The cornerstones of what would later become the Arsenal Football Club were laid in 1886 when workers from the Woolwich Arsenal Armament Factory took it upon themselves to form a football team. They initially called themselves Dial Square — after a sundial that was placed atop the entrance to the factory — but soon took on the moniker Royal Arsenal. Later, they would change their name to Woolwich Arsenal, but by 1915, “Woolwich” had been dropped, and the team would come to be known by the name that endures to this day: Arsenal FC.
The team initially wore red shirts due to several players joining up from Nottingham Forest. These players asked their old club if they had any shirts they could spare, and Forest came through. In 1934, however, under legendary manager Herbert Chapman, white sleeves were added to those red shirts, creating the iconic look that continues to define Arsenal on the pitch.
Chapman was a visionary manager, responsible for many advances not only at Arsenal and in England, but indeed to football culture around the world. Chapman championed the use of floodlights so that games could be played in the evenings, and also helped develop public address systems and changeable scoreboards in stadiums. He also had a clock installed in Highbury — so famous that it made the move alongside the club to the new Emirates Stadium and had “The Clock End” stand named after it — and convinced London city officials to rename the Gillespie Road tube stop after the club, the only club in the city with such an honour.
All told, Arsenal has won the First Division or Premier League championship 13 times throughout its history, the FA Cup a record 12 times, the League Cup twice, and the FA Community Shield 13 times, along with a European Cup-Winners Cup in 1993-1994.
The most storied of the Arsenal squads, though, has to be “The Invincibles,” the group led by manager Arsene Wenger that went 49 consecutive games unbeaten in the Premier League between May 2003 and October 2004. This squad included such legendary players as Thierry Henry, Dennis Bergkamp, Patrick Vieira, Robert Pires, Ashley Cole and Jens Lehmann.
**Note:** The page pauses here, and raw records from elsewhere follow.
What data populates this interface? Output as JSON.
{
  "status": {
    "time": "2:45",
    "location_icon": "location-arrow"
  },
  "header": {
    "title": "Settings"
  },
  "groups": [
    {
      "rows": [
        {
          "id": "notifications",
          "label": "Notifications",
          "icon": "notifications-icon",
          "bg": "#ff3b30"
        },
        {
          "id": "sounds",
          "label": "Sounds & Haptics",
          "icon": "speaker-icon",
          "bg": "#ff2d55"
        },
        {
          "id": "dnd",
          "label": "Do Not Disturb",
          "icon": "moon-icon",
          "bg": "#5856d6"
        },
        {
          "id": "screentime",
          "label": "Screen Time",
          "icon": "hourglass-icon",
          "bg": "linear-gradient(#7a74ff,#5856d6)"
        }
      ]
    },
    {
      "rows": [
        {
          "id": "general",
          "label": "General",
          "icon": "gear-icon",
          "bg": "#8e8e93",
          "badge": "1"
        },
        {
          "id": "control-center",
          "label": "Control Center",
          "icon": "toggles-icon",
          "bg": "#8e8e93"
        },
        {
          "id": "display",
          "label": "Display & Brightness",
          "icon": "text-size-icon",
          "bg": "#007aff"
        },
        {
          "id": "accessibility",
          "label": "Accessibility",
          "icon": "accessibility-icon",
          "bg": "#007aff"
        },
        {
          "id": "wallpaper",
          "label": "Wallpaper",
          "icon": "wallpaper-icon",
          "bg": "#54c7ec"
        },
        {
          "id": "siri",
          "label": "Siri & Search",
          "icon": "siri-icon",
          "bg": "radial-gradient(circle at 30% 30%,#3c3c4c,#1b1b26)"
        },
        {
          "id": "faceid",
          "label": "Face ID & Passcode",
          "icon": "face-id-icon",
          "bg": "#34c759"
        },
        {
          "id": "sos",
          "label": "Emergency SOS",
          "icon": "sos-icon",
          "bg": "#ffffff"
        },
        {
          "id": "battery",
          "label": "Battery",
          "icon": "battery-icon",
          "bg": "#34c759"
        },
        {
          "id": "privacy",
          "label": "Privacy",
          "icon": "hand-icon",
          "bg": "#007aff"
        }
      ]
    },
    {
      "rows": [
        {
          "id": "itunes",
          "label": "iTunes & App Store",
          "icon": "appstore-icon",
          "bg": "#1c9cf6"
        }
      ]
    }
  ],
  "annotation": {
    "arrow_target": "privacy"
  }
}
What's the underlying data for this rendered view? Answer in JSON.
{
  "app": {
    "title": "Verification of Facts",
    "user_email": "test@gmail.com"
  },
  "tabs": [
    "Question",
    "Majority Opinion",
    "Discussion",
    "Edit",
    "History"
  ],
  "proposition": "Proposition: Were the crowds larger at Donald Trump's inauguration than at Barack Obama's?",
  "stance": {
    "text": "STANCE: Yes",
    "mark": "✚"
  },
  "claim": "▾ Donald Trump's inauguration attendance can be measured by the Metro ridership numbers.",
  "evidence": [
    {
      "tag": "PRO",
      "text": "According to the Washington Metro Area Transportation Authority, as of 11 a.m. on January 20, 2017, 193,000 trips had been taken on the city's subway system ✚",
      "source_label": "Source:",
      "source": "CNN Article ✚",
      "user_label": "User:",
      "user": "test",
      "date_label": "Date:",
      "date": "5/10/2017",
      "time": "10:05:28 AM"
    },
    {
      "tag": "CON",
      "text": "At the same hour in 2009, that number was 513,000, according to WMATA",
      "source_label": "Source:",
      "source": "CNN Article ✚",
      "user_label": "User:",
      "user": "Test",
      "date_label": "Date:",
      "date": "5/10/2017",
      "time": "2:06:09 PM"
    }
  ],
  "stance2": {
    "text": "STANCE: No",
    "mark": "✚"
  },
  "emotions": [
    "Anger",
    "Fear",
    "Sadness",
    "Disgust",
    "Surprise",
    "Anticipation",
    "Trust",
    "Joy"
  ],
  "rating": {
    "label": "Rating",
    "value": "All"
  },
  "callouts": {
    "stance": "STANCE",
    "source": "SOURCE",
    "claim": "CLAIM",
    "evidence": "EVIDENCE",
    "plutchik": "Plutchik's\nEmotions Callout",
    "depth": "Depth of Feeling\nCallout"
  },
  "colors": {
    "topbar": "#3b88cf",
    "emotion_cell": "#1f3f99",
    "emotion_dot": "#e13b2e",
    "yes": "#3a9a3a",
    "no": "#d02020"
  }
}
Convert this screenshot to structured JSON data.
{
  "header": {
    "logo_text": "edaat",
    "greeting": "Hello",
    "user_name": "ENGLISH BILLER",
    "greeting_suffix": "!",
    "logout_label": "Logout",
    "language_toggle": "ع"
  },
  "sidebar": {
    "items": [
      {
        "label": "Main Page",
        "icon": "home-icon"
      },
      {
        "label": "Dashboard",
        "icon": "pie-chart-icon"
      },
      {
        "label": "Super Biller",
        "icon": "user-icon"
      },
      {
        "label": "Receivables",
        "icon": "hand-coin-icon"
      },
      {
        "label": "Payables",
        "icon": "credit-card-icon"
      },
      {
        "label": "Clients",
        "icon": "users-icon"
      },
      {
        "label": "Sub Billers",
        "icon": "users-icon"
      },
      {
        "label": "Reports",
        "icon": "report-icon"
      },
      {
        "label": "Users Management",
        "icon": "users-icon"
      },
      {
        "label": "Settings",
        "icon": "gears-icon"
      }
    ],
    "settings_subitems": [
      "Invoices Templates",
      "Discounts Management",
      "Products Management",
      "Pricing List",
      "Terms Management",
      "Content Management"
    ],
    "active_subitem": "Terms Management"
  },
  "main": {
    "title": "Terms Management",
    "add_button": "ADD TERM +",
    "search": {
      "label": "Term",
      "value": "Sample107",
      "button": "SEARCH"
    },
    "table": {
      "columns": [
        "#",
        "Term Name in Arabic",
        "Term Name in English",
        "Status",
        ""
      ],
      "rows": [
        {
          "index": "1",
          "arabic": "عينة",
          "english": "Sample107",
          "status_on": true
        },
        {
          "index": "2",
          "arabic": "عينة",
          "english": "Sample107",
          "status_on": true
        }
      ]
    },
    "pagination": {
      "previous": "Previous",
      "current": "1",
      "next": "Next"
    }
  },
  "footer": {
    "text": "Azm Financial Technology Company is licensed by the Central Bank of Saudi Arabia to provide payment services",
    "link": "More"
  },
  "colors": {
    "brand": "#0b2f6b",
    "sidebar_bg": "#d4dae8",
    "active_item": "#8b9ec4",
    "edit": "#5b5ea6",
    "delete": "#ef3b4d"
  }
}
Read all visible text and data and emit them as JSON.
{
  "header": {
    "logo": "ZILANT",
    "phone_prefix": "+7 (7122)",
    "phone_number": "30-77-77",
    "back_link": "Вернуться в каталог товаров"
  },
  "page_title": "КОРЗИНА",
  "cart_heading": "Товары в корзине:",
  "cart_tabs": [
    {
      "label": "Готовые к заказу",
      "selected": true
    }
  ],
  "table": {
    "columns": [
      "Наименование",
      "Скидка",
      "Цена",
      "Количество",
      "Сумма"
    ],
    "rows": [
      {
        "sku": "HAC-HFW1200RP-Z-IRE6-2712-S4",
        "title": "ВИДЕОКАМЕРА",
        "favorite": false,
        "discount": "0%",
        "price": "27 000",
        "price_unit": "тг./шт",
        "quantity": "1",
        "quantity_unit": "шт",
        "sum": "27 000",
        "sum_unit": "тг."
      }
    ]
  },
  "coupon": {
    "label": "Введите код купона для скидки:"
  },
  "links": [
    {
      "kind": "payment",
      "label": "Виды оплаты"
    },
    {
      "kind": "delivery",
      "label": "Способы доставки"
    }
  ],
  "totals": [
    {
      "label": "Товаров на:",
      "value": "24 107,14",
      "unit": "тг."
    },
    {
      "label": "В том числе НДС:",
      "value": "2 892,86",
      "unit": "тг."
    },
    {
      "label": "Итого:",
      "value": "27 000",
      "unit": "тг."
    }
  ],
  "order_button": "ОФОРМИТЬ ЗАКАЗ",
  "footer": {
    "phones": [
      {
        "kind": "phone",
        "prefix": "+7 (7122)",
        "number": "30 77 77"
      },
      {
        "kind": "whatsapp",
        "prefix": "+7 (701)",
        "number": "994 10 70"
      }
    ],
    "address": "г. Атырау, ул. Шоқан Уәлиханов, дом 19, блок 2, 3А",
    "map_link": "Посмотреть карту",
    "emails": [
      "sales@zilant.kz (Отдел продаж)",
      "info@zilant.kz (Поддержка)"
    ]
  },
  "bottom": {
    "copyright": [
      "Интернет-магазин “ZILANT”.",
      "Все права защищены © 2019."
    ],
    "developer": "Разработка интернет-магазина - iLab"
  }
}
While Highbury served the Gunners well for some 93 years, by the turn of the millennium, it was apparent that the club had outgrown the old grounds. In 2006, Arsenal moved into Emirates Stadium, a state-of-the-art facility with a capacity of more than 60,000.
For more details on the history of Arsenal Football Club, please visit Arsenal.com.